**Problem to solve:** The records that follow are to be given again exactly. Do not carry over any image.

[Data about app and page elements]

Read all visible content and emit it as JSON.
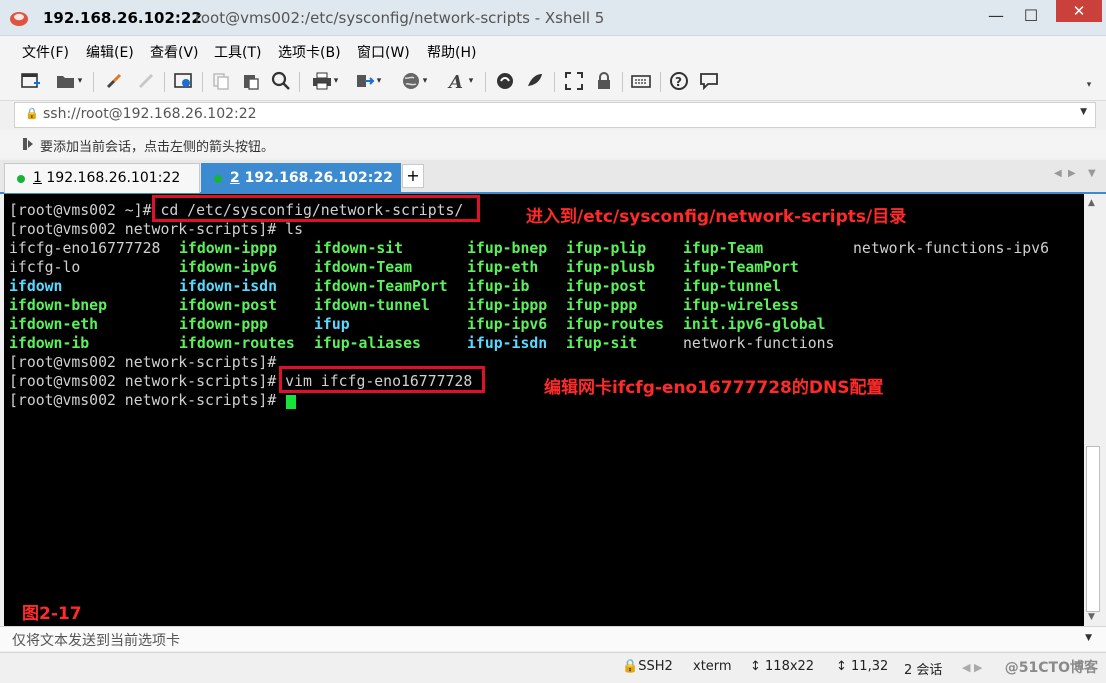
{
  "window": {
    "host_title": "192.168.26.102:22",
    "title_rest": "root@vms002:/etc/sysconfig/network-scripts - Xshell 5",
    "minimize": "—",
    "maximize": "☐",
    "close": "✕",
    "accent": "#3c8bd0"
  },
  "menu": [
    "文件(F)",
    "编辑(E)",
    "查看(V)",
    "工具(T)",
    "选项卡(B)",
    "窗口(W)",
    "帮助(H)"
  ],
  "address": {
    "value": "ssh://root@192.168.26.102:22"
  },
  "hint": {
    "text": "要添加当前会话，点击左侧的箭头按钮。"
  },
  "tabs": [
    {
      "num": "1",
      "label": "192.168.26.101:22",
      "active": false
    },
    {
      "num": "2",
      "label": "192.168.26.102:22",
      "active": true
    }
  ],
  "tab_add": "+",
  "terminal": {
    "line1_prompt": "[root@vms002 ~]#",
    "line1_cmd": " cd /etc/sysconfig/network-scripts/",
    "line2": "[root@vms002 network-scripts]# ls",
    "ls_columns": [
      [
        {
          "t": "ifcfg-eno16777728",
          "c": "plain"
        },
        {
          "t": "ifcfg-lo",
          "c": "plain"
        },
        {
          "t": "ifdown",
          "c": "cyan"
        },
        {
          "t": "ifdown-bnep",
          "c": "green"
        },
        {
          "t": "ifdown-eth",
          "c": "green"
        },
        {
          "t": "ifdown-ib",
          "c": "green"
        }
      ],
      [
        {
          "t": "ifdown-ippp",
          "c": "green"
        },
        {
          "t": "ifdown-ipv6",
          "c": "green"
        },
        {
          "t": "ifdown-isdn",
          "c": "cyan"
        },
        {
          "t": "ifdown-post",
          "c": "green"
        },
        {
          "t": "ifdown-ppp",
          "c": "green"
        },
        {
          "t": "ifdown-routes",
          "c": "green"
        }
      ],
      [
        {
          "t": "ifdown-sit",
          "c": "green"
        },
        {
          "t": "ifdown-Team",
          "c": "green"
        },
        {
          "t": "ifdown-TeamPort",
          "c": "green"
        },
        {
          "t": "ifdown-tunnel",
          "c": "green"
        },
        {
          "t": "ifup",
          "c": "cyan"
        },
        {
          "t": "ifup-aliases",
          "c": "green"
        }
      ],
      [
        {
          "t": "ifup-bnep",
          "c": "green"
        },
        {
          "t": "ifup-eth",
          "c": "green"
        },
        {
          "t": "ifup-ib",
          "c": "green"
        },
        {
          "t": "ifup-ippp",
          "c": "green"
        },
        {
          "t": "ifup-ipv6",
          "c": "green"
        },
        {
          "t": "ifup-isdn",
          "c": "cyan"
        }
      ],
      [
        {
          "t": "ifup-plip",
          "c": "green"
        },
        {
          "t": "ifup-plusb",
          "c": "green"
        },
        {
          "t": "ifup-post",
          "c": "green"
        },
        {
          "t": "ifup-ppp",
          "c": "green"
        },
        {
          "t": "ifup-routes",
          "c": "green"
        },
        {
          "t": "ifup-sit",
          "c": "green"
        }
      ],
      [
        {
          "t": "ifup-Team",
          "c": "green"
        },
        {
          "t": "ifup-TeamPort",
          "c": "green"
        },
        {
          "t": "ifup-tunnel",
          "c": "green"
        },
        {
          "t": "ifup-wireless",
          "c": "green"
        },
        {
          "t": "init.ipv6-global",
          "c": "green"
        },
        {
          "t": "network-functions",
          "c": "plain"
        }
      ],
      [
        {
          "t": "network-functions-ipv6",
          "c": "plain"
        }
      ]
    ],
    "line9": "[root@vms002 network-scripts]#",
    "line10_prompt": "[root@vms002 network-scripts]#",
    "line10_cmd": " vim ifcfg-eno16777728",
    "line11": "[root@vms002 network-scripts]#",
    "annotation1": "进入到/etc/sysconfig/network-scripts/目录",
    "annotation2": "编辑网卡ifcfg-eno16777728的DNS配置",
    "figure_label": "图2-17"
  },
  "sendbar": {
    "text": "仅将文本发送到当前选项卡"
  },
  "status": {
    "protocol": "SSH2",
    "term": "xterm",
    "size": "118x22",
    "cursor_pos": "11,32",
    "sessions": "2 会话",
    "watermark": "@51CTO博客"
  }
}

**Solved problem:**
Read all visible content and emit it as JSON.
{
  "window": {
    "host_title": "192.168.26.102:22",
    "title_rest": "root@vms002:/etc/sysconfig/network-scripts - Xshell 5",
    "minimize": "—",
    "maximize": "☐",
    "close": "✕",
    "accent": "#3c8bd0"
  },
  "menu": [
    "文件(F)",
    "编辑(E)",
    "查看(V)",
    "工具(T)",
    "选项卡(B)",
    "窗口(W)",
    "帮助(H)"
  ],
  "address": {
    "value": "ssh://root@192.168.26.102:22"
  },
  "hint": {
    "text": "要添加当前会话，点击左侧的箭头按钮。"
  },
  "tabs": [
    {
      "num": "1",
      "label": "192.168.26.101:22",
      "active": false
    },
    {
      "num": "2",
      "label": "192.168.26.102:22",
      "active": true
    }
  ],
  "tab_add": "+",
  "terminal": {
    "line1_prompt": "[root@vms002 ~]#",
    "line1_cmd": " cd /etc/sysconfig/network-scripts/",
    "line2": "[root@vms002 network-scripts]# ls",
    "ls_columns": [
      [
        {
          "t": "ifcfg-eno16777728",
          "c": "plain"
        },
        {
          "t": "ifcfg-lo",
          "c": "plain"
        },
        {
          "t": "ifdown",
          "c": "cyan"
        },
        {
          "t": "ifdown-bnep",
          "c": "green"
        },
        {
          "t": "ifdown-eth",
          "c": "green"
        },
        {
          "t": "ifdown-ib",
          "c": "green"
        }
      ],
      [
        {
          "t": "ifdown-ippp",
          "c": "green"
        },
        {
          "t": "ifdown-ipv6",
          "c": "green"
        },
        {
          "t": "ifdown-isdn",
          "c": "cyan"
        },
        {
          "t": "ifdown-post",
          "c": "green"
        },
        {
          "t": "ifdown-ppp",
          "c": "green"
        },
        {
          "t": "ifdown-routes",
          "c": "green"
        }
      ],
      [
        {
          "t": "ifdown-sit",
          "c": "green"
        },
        {
          "t": "ifdown-Team",
          "c": "green"
        },
        {
          "t": "ifdown-TeamPort",
          "c": "green"
        },
        {
          "t": "ifdown-tunnel",
          "c": "green"
        },
        {
          "t": "ifup",
          "c": "cyan"
        },
        {
          "t": "ifup-aliases",
          "c": "green"
        }
      ],
      [
        {
          "t": "ifup-bnep",
          "c": "green"
        },
        {
          "t": "ifup-eth",
          "c": "green"
        },
        {
          "t": "ifup-ib",
          "c": "green"
        },
        {
          "t": "ifup-ippp",
          "c": "green"
        },
        {
          "t": "ifup-ipv6",
          "c": "green"
        },
        {
          "t": "ifup-isdn",
          "c": "cyan"
        }
      ],
      [
        {
          "t": "ifup-plip",
          "c": "green"
        },
        {
          "t": "ifup-plusb",
          "c": "green"
        },
        {
          "t": "ifup-post",
          "c": "green"
        },
        {
          "t": "ifup-ppp",
          "c": "green"
        },
        {
          "t": "ifup-routes",
          "c": "green"
        },
        {
          "t": "ifup-sit",
          "c": "green"
        }
      ],
      [
        {
          "t": "ifup-Team",
          "c": "green"
        },
        {
          "t": "ifup-TeamPort",
          "c": "green"
        },
        {
          "t": "ifup-tunnel",
          "c": "green"
        },
        {
          "t": "ifup-wireless",
          "c": "green"
        },
        {
          "t": "init.ipv6-global",
          "c": "green"
        },
        {
          "t": "network-functions",
          "c": "plain"
        }
      ],
      [
        {
          "t": "network-functions-ipv6",
          "c": "plain"
        }
      ]
    ],
    "line9": "[root@vms002 network-scripts]#",
    "line10_prompt": "[root@vms002 network-scripts]#",
    "line10_cmd": " vim ifcfg-eno16777728",
    "line11": "[root@vms002 network-scripts]#",
    "annotation1": "进入到/etc/sysconfig/network-scripts/目录",
    "annotation2": "编辑网卡ifcfg-eno16777728的DNS配置",
    "figure_label": "图2-17"
  },
  "sendbar": {
    "text": "仅将文本发送到当前选项卡"
  },
  "status": {
    "protocol": "SSH2",
    "term": "xterm",
    "size": "118x22",
    "cursor_pos": "11,32",
    "sessions": "2 会话",
    "watermark": "@51CTO博客"
  }
}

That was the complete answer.